Throughout the show there are wounded hands, some robotic with tangled, disconnected wires FIG. 4, their index fingers in sheaths or splints. These injuries recall St Isaac Jogues (1607–46), who was granted a papal dispensation to allow him to celebrate the Mass despite not being able to hold the consecrated host in the manner that was then stipulated, since his thumb and forefinger had been lost through torture. Darling’s sculptural hands, while visibly impaired, do things: they hold, point, make signs in BSL, write. One of the lions flanking the entrance, for instance, rests its pawless wire leg on a novelty pen resembling an amputated finger, a jokey detail that is nevertheless tender towards things considered pitiable or discomfiting. The Asemic writing of Correspondence is shaky; the lines of holes drilled into the mobility-cane trees are wobbly. What, the show repeatedly asks, is the minimum competence required for performance, creation or communication? 

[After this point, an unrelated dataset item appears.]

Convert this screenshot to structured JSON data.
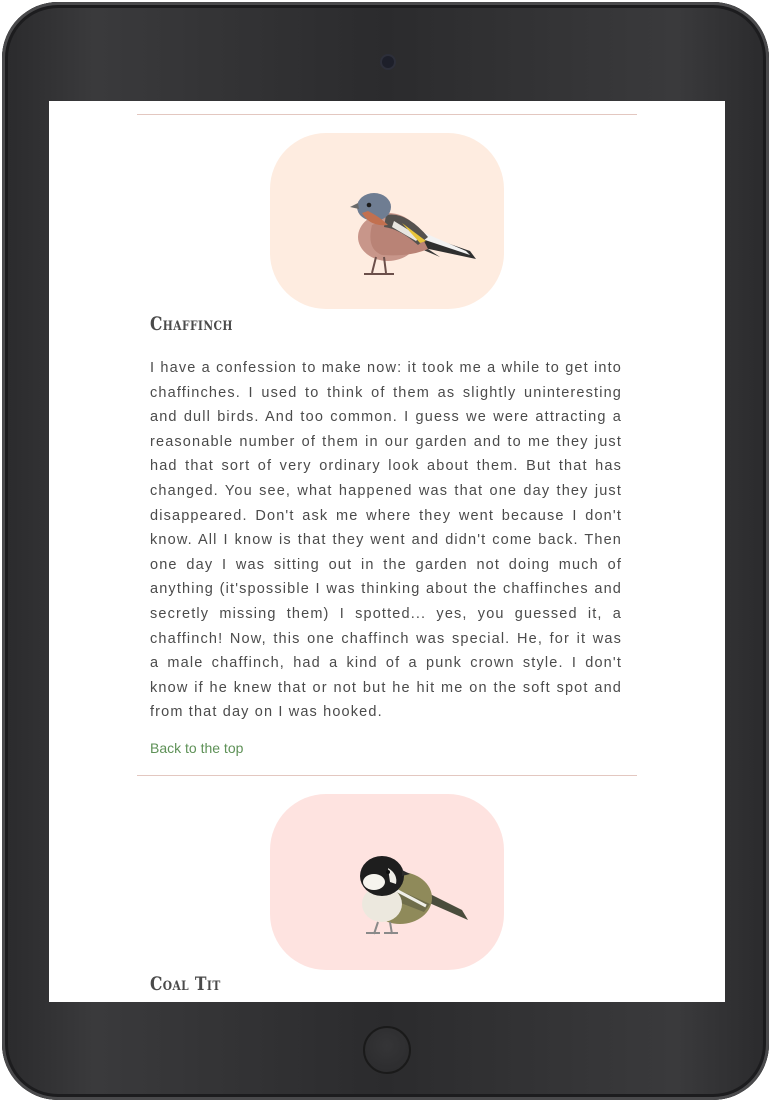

At first Darling saw the story of St Jerome and the lion as a kind of love fable — the lion’s ‘woundedness’ recognised in the face of fear and aversion – but worried increasingly about the subsequent dependency, the taming, and began to see Jerome as a representative of institutional control, the exercise of sovereignty ‘in gloved hands’ by the Church, Museum or Academy. Jerome, then, is Tate Britain, and here is the exhibition, the wall text for which, in claiming that Darling ‘explores identity’, names a certain kind of woundedness and tames it.

It is telling that the wall text does acknowledge the obvious subversion of the gallery-as-institution seen in Epistemologies: it is an easy gesture of self-critique. By framing the show in this way, the Tate has neutralised the questions that Darling is posing, namely the atomisation of vulnerability, where identity is used as an instrument of taxonomy and isolation that is handed out as a crutch that one seems to have to use.  Many of the works can function as a modern memento mori: illness and disability will come for us all. Thus, vulnerability, like sanctity, may seem the ultimate ‘equal opportunity’. But vulnerability particularises: individuals, even individual parts of a person or body, are threatened and affected unequally. How can we take this into account, and how do we make use of the tools and prostheses at our disposal, while mounting a defence against being reduced to them? (How, in other words, does one resist one’s vulnerability being turned into one’s brand?) And can art, which Darling sees as religion’s successor, provide people with a visual vocabulary for imagining such a defence? These are important and ambitious concerns, and the show is, as a result, dense and challenging, unsparing in the demands it makes on our attention, but unsparing also in its kindness.

 

Details

Art Now: Jesse Darling: The Ballad of St Jerome

Tate Britain, London

22nd September 2018–4th February 2019

About the author

Rey Conquer is a lecturer in German Literature at St Hilda’s College, University of Oxford.